There’s two possible answers here. Either the President is no puppet; she’s just a crook with crook friends, everybody knew about it but they chose her anyway because she was good for business. Or she is a puppet, and everybody knew about it but they chose her anyway because she was good for business.
Little difference it makes, of course.
For some reason the conwomen shaman woman, Choi Seonsil, is being singled out as some mastermind of evil and corruption. But she was put there by someone, by many people, all of whom to some extent knew what was all about. But they chose her because they are as much of a crook as she is. And the President herself may or may not be a crook, but she most certainly is the nominal top of a gang of crooks who has been robbing the Korean people for years.
Who is to blame? The question is meaningless, in philosophical terms. Every effect has a myriad causes. You can never pin-point a single one. But that’s not the point of blame. The point of blame is to produce a result. If you blame the president, and throw her away, you have a situation in which you need to choose a new president and everybody starts fighting and the whole thing can get messy. If you blame the shamaness, well you get a situation where the President looks like a fool and the religious landscape of Korea becomes the center of attention of the press for years. If you blame the whole party, you create a situation in which the opposition parties will most certainly win the new election. So “who is to blame?” is a very important question.
And that’s the actual point of having a different political systems. You’ll have noticed that Ms. Park had a cabinet full of conmen and crooks. Steve Sailer calls her a “Rasputin-like figure”. But Rasputin was the confidant of the wife of the Russian Czar! An absolute monarch! Isn’t democracy supposed to prevent this kind of thing? It obviously doesn’t. Look at the Clintons. I thought Bueno de Mesquita has been quiet for some years, but I guess watching the increasingly open corruption of the American elite has made him a bit ashamed of his apology of the structural benefits of democracy.
Democracy or monarchy don’t change the fundamental rules of politics. Crooks happen, advisors get power they shouldn’t have, people in power do good or bad things or do nothing at all according to their disposition. Chains of crooks linked by personal connections will always run things. None of it matters. What matters is who we blame. In a monarchy we have a set of taboos that say that it’s always the ministers who are wrong; and by blaming the ministers and never the king we keep the levers of power in a more or less stable way; which can be good or bad. In a democracy we have another set of taboos, which result in every link of the chain of corruption being interchangeable, but the very existence of the chain being unmentionable; everything else would be Endangering Our Democracy. This can be good… or bad.

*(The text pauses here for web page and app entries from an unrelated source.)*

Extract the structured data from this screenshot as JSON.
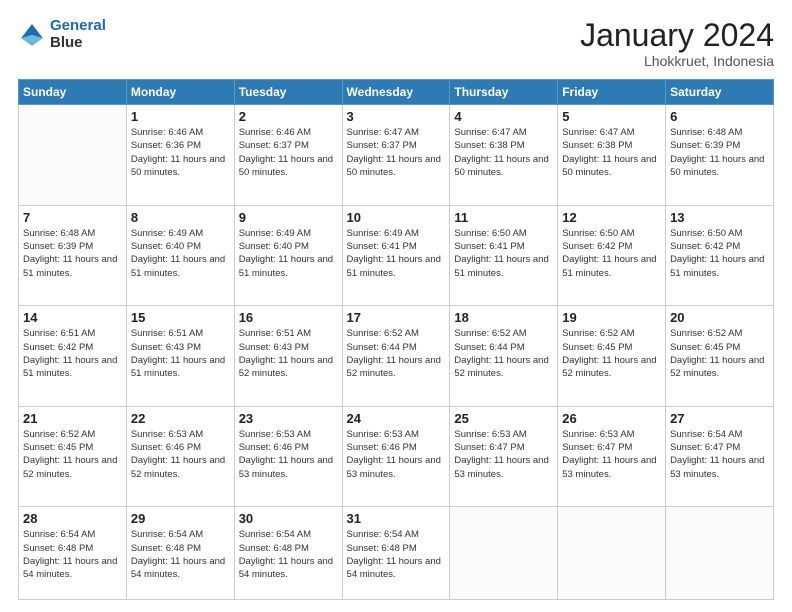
{
  "header": {
    "logo_line1": "General",
    "logo_line2": "Blue",
    "month_title": "January 2024",
    "location": "Lhokkruet, Indonesia"
  },
  "weekdays": [
    "Sunday",
    "Monday",
    "Tuesday",
    "Wednesday",
    "Thursday",
    "Friday",
    "Saturday"
  ],
  "weeks": [
    [
      {
        "day": "",
        "sunrise": "",
        "sunset": "",
        "daylight": ""
      },
      {
        "day": "1",
        "sunrise": "Sunrise: 6:46 AM",
        "sunset": "Sunset: 6:36 PM",
        "daylight": "Daylight: 11 hours and 50 minutes."
      },
      {
        "day": "2",
        "sunrise": "Sunrise: 6:46 AM",
        "sunset": "Sunset: 6:37 PM",
        "daylight": "Daylight: 11 hours and 50 minutes."
      },
      {
        "day": "3",
        "sunrise": "Sunrise: 6:47 AM",
        "sunset": "Sunset: 6:37 PM",
        "daylight": "Daylight: 11 hours and 50 minutes."
      },
      {
        "day": "4",
        "sunrise": "Sunrise: 6:47 AM",
        "sunset": "Sunset: 6:38 PM",
        "daylight": "Daylight: 11 hours and 50 minutes."
      },
      {
        "day": "5",
        "sunrise": "Sunrise: 6:47 AM",
        "sunset": "Sunset: 6:38 PM",
        "daylight": "Daylight: 11 hours and 50 minutes."
      },
      {
        "day": "6",
        "sunrise": "Sunrise: 6:48 AM",
        "sunset": "Sunset: 6:39 PM",
        "daylight": "Daylight: 11 hours and 50 minutes."
      }
    ],
    [
      {
        "day": "7",
        "sunrise": "Sunrise: 6:48 AM",
        "sunset": "Sunset: 6:39 PM",
        "daylight": "Daylight: 11 hours and 51 minutes."
      },
      {
        "day": "8",
        "sunrise": "Sunrise: 6:49 AM",
        "sunset": "Sunset: 6:40 PM",
        "daylight": "Daylight: 11 hours and 51 minutes."
      },
      {
        "day": "9",
        "sunrise": "Sunrise: 6:49 AM",
        "sunset": "Sunset: 6:40 PM",
        "daylight": "Daylight: 11 hours and 51 minutes."
      },
      {
        "day": "10",
        "sunrise": "Sunrise: 6:49 AM",
        "sunset": "Sunset: 6:41 PM",
        "daylight": "Daylight: 11 hours and 51 minutes."
      },
      {
        "day": "11",
        "sunrise": "Sunrise: 6:50 AM",
        "sunset": "Sunset: 6:41 PM",
        "daylight": "Daylight: 11 hours and 51 minutes."
      },
      {
        "day": "12",
        "sunrise": "Sunrise: 6:50 AM",
        "sunset": "Sunset: 6:42 PM",
        "daylight": "Daylight: 11 hours and 51 minutes."
      },
      {
        "day": "13",
        "sunrise": "Sunrise: 6:50 AM",
        "sunset": "Sunset: 6:42 PM",
        "daylight": "Daylight: 11 hours and 51 minutes."
      }
    ],
    [
      {
        "day": "14",
        "sunrise": "Sunrise: 6:51 AM",
        "sunset": "Sunset: 6:42 PM",
        "daylight": "Daylight: 11 hours and 51 minutes."
      },
      {
        "day": "15",
        "sunrise": "Sunrise: 6:51 AM",
        "sunset": "Sunset: 6:43 PM",
        "daylight": "Daylight: 11 hours and 51 minutes."
      },
      {
        "day": "16",
        "sunrise": "Sunrise: 6:51 AM",
        "sunset": "Sunset: 6:43 PM",
        "daylight": "Daylight: 11 hours and 52 minutes."
      },
      {
        "day": "17",
        "sunrise": "Sunrise: 6:52 AM",
        "sunset": "Sunset: 6:44 PM",
        "daylight": "Daylight: 11 hours and 52 minutes."
      },
      {
        "day": "18",
        "sunrise": "Sunrise: 6:52 AM",
        "sunset": "Sunset: 6:44 PM",
        "daylight": "Daylight: 11 hours and 52 minutes."
      },
      {
        "day": "19",
        "sunrise": "Sunrise: 6:52 AM",
        "sunset": "Sunset: 6:45 PM",
        "daylight": "Daylight: 11 hours and 52 minutes."
      },
      {
        "day": "20",
        "sunrise": "Sunrise: 6:52 AM",
        "sunset": "Sunset: 6:45 PM",
        "daylight": "Daylight: 11 hours and 52 minutes."
      }
    ],
    [
      {
        "day": "21",
        "sunrise": "Sunrise: 6:52 AM",
        "sunset": "Sunset: 6:45 PM",
        "daylight": "Daylight: 11 hours and 52 minutes."
      },
      {
        "day": "22",
        "sunrise": "Sunrise: 6:53 AM",
        "sunset": "Sunset: 6:46 PM",
        "daylight": "Daylight: 11 hours and 52 minutes."
      },
      {
        "day": "23",
        "sunrise": "Sunrise: 6:53 AM",
        "sunset": "Sunset: 6:46 PM",
        "daylight": "Daylight: 11 hours and 53 minutes."
      },
      {
        "day": "24",
        "sunrise": "Sunrise: 6:53 AM",
        "sunset": "Sunset: 6:46 PM",
        "daylight": "Daylight: 11 hours and 53 minutes."
      },
      {
        "day": "25",
        "sunrise": "Sunrise: 6:53 AM",
        "sunset": "Sunset: 6:47 PM",
        "daylight": "Daylight: 11 hours and 53 minutes."
      },
      {
        "day": "26",
        "sunrise": "Sunrise: 6:53 AM",
        "sunset": "Sunset: 6:47 PM",
        "daylight": "Daylight: 11 hours and 53 minutes."
      },
      {
        "day": "27",
        "sunrise": "Sunrise: 6:54 AM",
        "sunset": "Sunset: 6:47 PM",
        "daylight": "Daylight: 11 hours and 53 minutes."
      }
    ],
    [
      {
        "day": "28",
        "sunrise": "Sunrise: 6:54 AM",
        "sunset": "Sunset: 6:48 PM",
        "daylight": "Daylight: 11 hours and 54 minutes."
      },
      {
        "day": "29",
        "sunrise": "Sunrise: 6:54 AM",
        "sunset": "Sunset: 6:48 PM",
        "daylight": "Daylight: 11 hours and 54 minutes."
      },
      {
        "day": "30",
        "sunrise": "Sunrise: 6:54 AM",
        "sunset": "Sunset: 6:48 PM",
        "daylight": "Daylight: 11 hours and 54 minutes."
      },
      {
        "day": "31",
        "sunrise": "Sunrise: 6:54 AM",
        "sunset": "Sunset: 6:48 PM",
        "daylight": "Daylight: 11 hours and 54 minutes."
      },
      {
        "day": "",
        "sunrise": "",
        "sunset": "",
        "daylight": ""
      },
      {
        "day": "",
        "sunrise": "",
        "sunset": "",
        "daylight": ""
      },
      {
        "day": "",
        "sunrise": "",
        "sunset": "",
        "daylight": ""
      }
    ]
  ]
}
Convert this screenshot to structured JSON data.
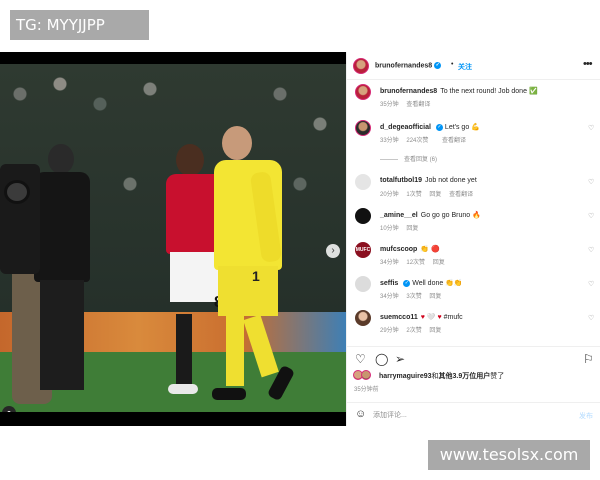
{
  "watermarks": {
    "top_left": "TG: MYYJJPP",
    "bottom_right": "www.tesolsx.com"
  },
  "photo": {
    "gk_number": "1",
    "player_number": "8",
    "carousel_total": 4,
    "carousel_active": 1
  },
  "header": {
    "username": "brunofernandes8",
    "follow_label": "关注",
    "separator": "•",
    "avatar_icon": "profile-avatar",
    "more_icon": "more-horizontal-icon"
  },
  "caption": {
    "username": "brunofernandes8",
    "text": "To the next round! Job done",
    "emoji": "✅",
    "time": "35分钟",
    "translate": "查看翻译"
  },
  "comments": [
    {
      "username": "d_degeaofficial",
      "verified": true,
      "text": "Let's go",
      "emoji": "💪",
      "time": "33分钟",
      "likes": "224次赞",
      "reply": "",
      "translate": "查看翻译",
      "view_replies": "查看回复 (6)"
    },
    {
      "username": "totalfutbol19",
      "verified": false,
      "text": "Job not done yet",
      "emoji": "",
      "time": "20分钟",
      "likes": "1次赞",
      "reply": "回复",
      "translate": "查看翻译"
    },
    {
      "username": "_amine__el",
      "verified": false,
      "text": "Go go go Bruno",
      "emoji": "🔥",
      "time": "10分钟",
      "likes": "",
      "reply": "回复",
      "translate": ""
    },
    {
      "username": "mufcscoop",
      "verified": false,
      "text": "",
      "emoji": "👏 🔴",
      "time": "34分钟",
      "likes": "12次赞",
      "reply": "回复",
      "translate": ""
    },
    {
      "username": "seffis",
      "verified": true,
      "text": "Well done",
      "emoji": "👏👏",
      "time": "34分钟",
      "likes": "3次赞",
      "reply": "回复",
      "translate": ""
    },
    {
      "username": "suemcco11",
      "verified": false,
      "text": "#mufc",
      "emoji": "♥ 🤍 ♥",
      "time": "29分钟",
      "likes": "2次赞",
      "reply": "回复",
      "translate": ""
    }
  ],
  "actions": {
    "like_icon": "heart-icon",
    "comment_icon": "comment-icon",
    "share_icon": "share-icon",
    "save_icon": "bookmark-icon"
  },
  "likes": {
    "user": "harrymaguire93",
    "middle": "和",
    "count_text": "其他3.9万位用户",
    "suffix": "赞了"
  },
  "post_time": "35分钟前",
  "add_comment": {
    "placeholder": "添加评论...",
    "post_label": "发布"
  },
  "colors": {
    "accent": "#0095f6",
    "muted": "#8e8e8e",
    "jersey_red": "#c8102e",
    "gk_yellow": "#f3e533"
  }
}
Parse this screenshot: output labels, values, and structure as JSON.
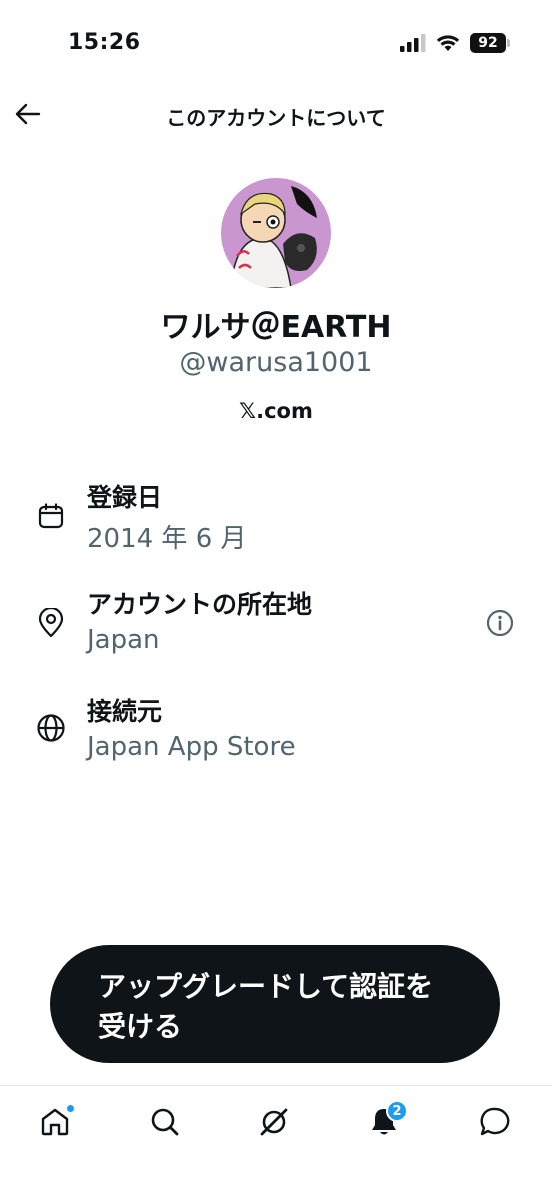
{
  "status_bar": {
    "time": "15:26",
    "battery": "92"
  },
  "header": {
    "title": "このアカウントについて"
  },
  "profile": {
    "display_name": "ワルサ＠EARTH",
    "handle": "@warusa1001",
    "source_site": "𝕏.com"
  },
  "info": {
    "joined": {
      "label": "登録日",
      "value": "2014 年 6 月",
      "icon": "calendar-icon"
    },
    "location": {
      "label": "アカウントの所在地",
      "value": "Japan",
      "icon": "location-pin-icon"
    },
    "connected_via": {
      "label": "接続元",
      "value": "Japan App Store",
      "icon": "globe-icon"
    }
  },
  "upgrade_button": {
    "label": "アップグレードして認証を受ける"
  },
  "tab_bar": {
    "notifications_count": "2"
  },
  "colors": {
    "text_primary": "#0f1419",
    "text_secondary": "#536471",
    "accent": "#1d9bf0",
    "button_bg": "#0f1419"
  }
}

You'll have noticed we don't have very good vocabulary to discuss this kind of matters. Imperial Chinese political theory has its biases, but it has insight we don't have. The Japanese in their insularity also have their insight. I'm sure the Ottomans and the Arabs have their own. As the US world police declines so evidently that the Philippines calls Obama openly a son of a bitch and Malaysia (!) tells the West to take a hike, we might as well stop believing our own crap and try to refine our theories on how politics work by looking at what is going to be our future.